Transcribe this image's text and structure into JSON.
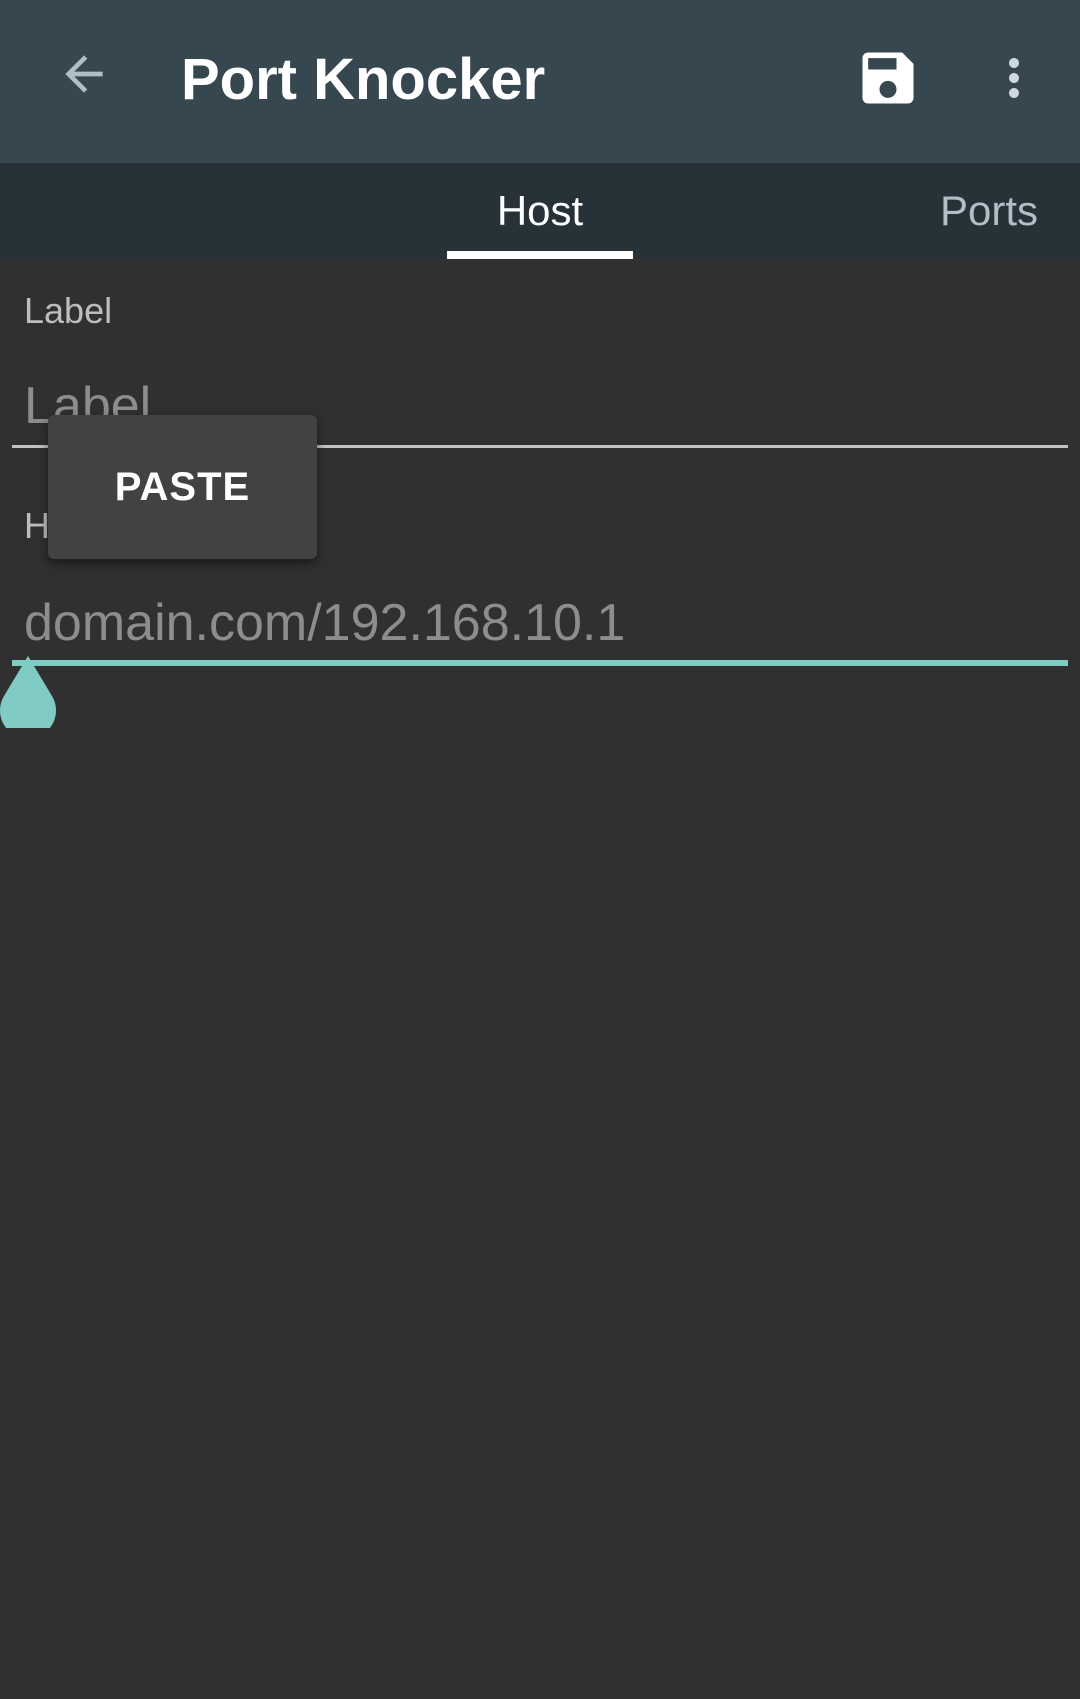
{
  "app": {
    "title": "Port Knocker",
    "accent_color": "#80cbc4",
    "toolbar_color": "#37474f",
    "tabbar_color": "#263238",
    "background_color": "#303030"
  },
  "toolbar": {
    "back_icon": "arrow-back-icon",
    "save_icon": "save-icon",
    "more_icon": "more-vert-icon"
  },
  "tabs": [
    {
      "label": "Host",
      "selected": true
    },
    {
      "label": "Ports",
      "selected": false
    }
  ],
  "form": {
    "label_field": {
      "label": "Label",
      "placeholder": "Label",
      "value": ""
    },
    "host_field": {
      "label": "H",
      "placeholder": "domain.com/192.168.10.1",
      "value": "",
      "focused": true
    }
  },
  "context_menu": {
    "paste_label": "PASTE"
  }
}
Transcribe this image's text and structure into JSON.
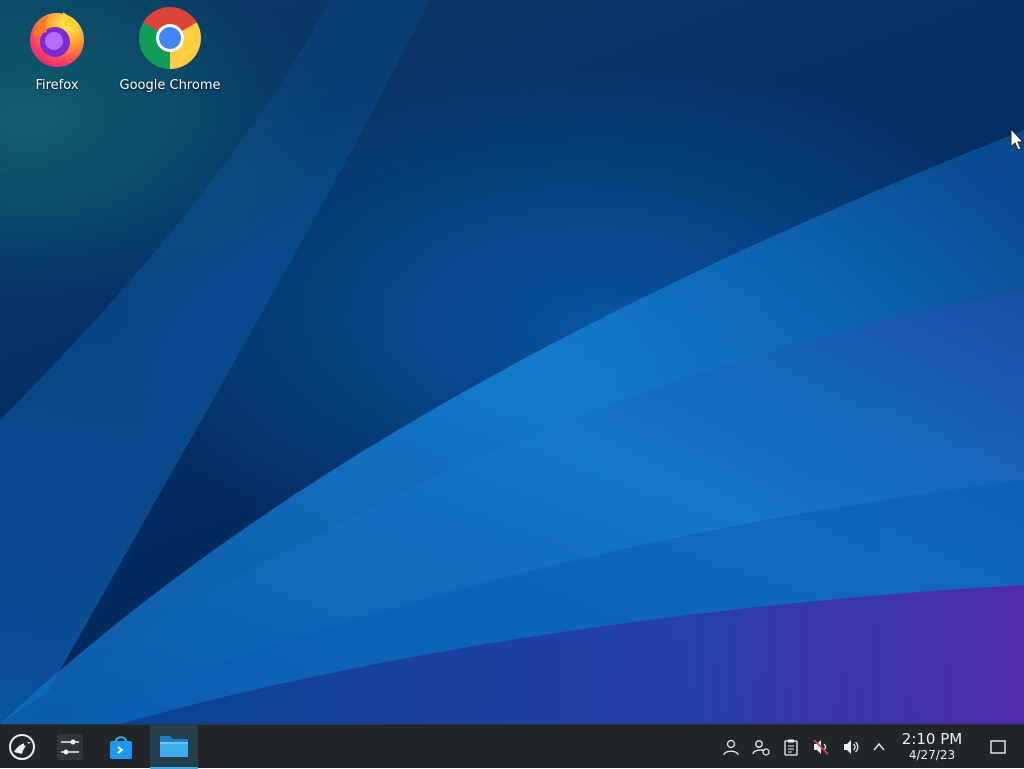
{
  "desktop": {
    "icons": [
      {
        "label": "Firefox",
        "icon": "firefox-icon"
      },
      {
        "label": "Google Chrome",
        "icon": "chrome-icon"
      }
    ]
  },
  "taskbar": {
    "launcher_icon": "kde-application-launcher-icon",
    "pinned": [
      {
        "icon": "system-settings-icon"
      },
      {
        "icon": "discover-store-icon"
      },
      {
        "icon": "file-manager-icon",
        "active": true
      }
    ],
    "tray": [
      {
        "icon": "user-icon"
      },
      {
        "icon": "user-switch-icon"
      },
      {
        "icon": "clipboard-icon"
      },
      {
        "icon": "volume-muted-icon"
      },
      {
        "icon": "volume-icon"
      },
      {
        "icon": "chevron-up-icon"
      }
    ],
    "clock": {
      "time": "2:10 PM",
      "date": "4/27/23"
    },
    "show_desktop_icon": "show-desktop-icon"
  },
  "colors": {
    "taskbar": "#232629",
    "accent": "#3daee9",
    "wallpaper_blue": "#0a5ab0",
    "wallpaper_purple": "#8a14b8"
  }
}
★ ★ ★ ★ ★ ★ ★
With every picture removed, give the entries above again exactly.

Transcribe this image's text and structure into JSON.
{
  "app": {
    "title": "Port Knocker",
    "accent_color": "#80cbc4",
    "toolbar_color": "#37474f",
    "tabbar_color": "#263238",
    "background_color": "#303030"
  },
  "toolbar": {
    "back_icon": "arrow-back-icon",
    "save_icon": "save-icon",
    "more_icon": "more-vert-icon"
  },
  "tabs": [
    {
      "label": "Host",
      "selected": true
    },
    {
      "label": "Ports",
      "selected": false
    }
  ],
  "form": {
    "label_field": {
      "label": "Label",
      "placeholder": "Label",
      "value": ""
    },
    "host_field": {
      "label": "H",
      "placeholder": "domain.com/192.168.10.1",
      "value": "",
      "focused": true
    }
  },
  "context_menu": {
    "paste_label": "PASTE"
  }
}
Transcribe this image's text and structure into JSON.
{
  "desktop": {
    "icons": [
      {
        "label": "Firefox",
        "icon": "firefox-icon"
      },
      {
        "label": "Google Chrome",
        "icon": "chrome-icon"
      }
    ]
  },
  "taskbar": {
    "launcher_icon": "kde-application-launcher-icon",
    "pinned": [
      {
        "icon": "system-settings-icon"
      },
      {
        "icon": "discover-store-icon"
      },
      {
        "icon": "file-manager-icon",
        "active": true
      }
    ],
    "tray": [
      {
        "icon": "user-icon"
      },
      {
        "icon": "user-switch-icon"
      },
      {
        "icon": "clipboard-icon"
      },
      {
        "icon": "volume-muted-icon"
      },
      {
        "icon": "volume-icon"
      },
      {
        "icon": "chevron-up-icon"
      }
    ],
    "clock": {
      "time": "2:10 PM",
      "date": "4/27/23"
    },
    "show_desktop_icon": "show-desktop-icon"
  },
  "colors": {
    "taskbar": "#232629",
    "accent": "#3daee9",
    "wallpaper_blue": "#0a5ab0",
    "wallpaper_purple": "#8a14b8"
  }
}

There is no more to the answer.